It’s getting harder to believe Dr. Anthony Fauci’s claim that his government agency never funded “gain-of-function” research to engineer new viruses at China’s Wuhan Institute of Virology. Meanwhile, Thursday brings a timely reminder of who ultimately oversees that lab in Wuhan.
It’s the Chinese Communist Party, which this week celebrates its 100th anniversary. Lowlights along the way include the killing of tens of millions of Chinese citizens in the 1950s and ’60s. The party’s current governance is also not without its flaws.
The Journal’s James Areddy writes:
A former Chinese Communist Party academic, now a critic of the regime, is urging the U.S. to abandon “naive” hopes to engage with Beijing, while warning that the country’s leadership is more fragile than it appears.
In a forthcoming paper timed to the party’s centennial Thursday, Cai Xia, a former professor at Beijing’s Central Party School, says that four decades of U.S. bridge-building has merely entrenched a Chinese leadership inherently hostile to the U.S. And under President Xi Jinping, China no longer finds engagement useful, Ms. Cai wrote.
“Wishful thinking about ‘engagement’ must be replaced by hardheaded defensive measures to protect the United States from the CCP’s aggression—while bringing offensive pressures to bear on it, as the Chinese Communist Party is much more fragile than Americans assume,” Ms. Cai wrote. Her 28-page paper is slated for publication this week by the Hoover Institution, a conservative-leaning think tank at Stanford University.
A growing roster of Western politicians and analysts has concluded that U.S. diplomacy with China hasn’t paid dividends. But such views are rarely expressed publicly by sources as highly placed as Ms. Cai was just a short time ago…
She wrote that Washington should be “prepared for the possible sudden disintegration” of the party. While she alleged deep divisions among its 92 million members, she didn’t offer recent evidence of a split with Mr. Xi aside from writing that many party members and elites in society “accept and approve of the American democratic system and freedom as universal values.”
On the other side of the world, it seems that many Americans who cherish their freedom do not approve of unelected elites in government. This column will offer its usual disclaimer that public opinion research is not a hard science, but if new findings from Scott Rasmussen are even close to accurate, they are highly compelling:
In a poll last week, I asked 1,200 Registered Voters what should be done when government experts and intellectuals recommended a policy that voters strongly opposed.
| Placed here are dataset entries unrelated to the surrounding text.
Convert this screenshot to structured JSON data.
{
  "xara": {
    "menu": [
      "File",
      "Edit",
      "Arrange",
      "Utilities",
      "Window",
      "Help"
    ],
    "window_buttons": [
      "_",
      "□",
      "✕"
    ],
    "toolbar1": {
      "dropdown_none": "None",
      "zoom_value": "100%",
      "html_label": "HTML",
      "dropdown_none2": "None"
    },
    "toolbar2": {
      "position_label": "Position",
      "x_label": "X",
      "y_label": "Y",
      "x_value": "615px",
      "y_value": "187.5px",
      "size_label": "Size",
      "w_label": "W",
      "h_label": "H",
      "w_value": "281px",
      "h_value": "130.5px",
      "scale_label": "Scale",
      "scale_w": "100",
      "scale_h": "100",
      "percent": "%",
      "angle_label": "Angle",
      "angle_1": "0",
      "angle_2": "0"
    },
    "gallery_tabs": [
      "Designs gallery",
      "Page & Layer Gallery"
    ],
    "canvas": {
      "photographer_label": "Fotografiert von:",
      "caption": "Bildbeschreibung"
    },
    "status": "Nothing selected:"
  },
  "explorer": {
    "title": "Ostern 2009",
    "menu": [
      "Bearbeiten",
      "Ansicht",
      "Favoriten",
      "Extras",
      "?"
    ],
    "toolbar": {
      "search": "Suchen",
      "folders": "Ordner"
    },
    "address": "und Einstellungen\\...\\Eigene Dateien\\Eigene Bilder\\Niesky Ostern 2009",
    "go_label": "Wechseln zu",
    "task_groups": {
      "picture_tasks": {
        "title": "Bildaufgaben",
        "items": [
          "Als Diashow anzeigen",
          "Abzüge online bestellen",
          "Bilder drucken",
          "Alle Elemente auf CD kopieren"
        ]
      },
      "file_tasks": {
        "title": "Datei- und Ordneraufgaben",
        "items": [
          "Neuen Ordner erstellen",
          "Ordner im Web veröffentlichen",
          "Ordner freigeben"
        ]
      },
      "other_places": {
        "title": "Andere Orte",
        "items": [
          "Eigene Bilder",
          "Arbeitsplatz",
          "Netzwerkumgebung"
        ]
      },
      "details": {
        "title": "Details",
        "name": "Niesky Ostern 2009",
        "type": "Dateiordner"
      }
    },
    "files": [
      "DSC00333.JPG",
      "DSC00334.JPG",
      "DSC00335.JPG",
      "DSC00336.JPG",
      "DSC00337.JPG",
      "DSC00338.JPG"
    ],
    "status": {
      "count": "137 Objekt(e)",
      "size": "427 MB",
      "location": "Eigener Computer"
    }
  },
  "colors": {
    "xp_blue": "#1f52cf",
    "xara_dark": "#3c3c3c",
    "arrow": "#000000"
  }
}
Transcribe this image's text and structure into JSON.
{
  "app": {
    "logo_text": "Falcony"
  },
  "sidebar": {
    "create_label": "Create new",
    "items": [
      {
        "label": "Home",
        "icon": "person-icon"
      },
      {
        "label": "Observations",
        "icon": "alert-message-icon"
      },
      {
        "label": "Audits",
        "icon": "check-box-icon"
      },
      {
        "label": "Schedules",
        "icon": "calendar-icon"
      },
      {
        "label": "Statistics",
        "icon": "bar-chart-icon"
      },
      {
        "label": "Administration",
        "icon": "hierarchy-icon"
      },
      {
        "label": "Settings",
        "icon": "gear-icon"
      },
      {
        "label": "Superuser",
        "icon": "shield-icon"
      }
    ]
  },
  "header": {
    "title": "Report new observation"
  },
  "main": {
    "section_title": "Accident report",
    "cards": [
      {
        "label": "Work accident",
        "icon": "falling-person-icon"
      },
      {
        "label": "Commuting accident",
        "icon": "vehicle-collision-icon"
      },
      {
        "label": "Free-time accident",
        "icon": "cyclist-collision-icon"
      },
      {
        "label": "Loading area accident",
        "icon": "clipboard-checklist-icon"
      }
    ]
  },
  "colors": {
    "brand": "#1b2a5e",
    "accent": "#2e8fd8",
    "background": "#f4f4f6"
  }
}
Just 19% say that the government should follow the policy recommended by experts and intellectuals. Sixty-one percent (61%) took the opposite view… just 25% of voters believe government experts make policy recommendations based primarily on their professional expertise. A solid majority—55%– believe the policy recommendations made by experts are based upon the experts’ own political preferences…
A vivid current example of this distrust can be found in the possibility that the coronavirus was created in a Wuhan, China laboratory. Not only do most voters think that’s likely, 57% think it’s likely that U.S. government officials actively tried to cover-up the lab-leak theory.
Having grown up in a world skeptical of experts promoting their own agendas, none of this surprised me. But one result from last week’s poll was truly shocking.
I asked voters whether certain activities were a major threat to democracy in the United States. One of the options was “letting government bureaucrats set rules without approval of Congress or voters.” Fifty-five percent (55%) said that practice was, in fact, a major threat. That view is shared by 73% of Republicans, 43% of Democrats, and 40% of Independents.
To put that into perspective, a smaller number (45%) believe the January 6 assault on the U.S. Capitol was a major threat to democracy.
Speaking of doubting the federal experts, this week also brings a new report that will do nothing to enhance the credibility of perhaps the world’s most famous government expert, Dr. Anthony Fauci.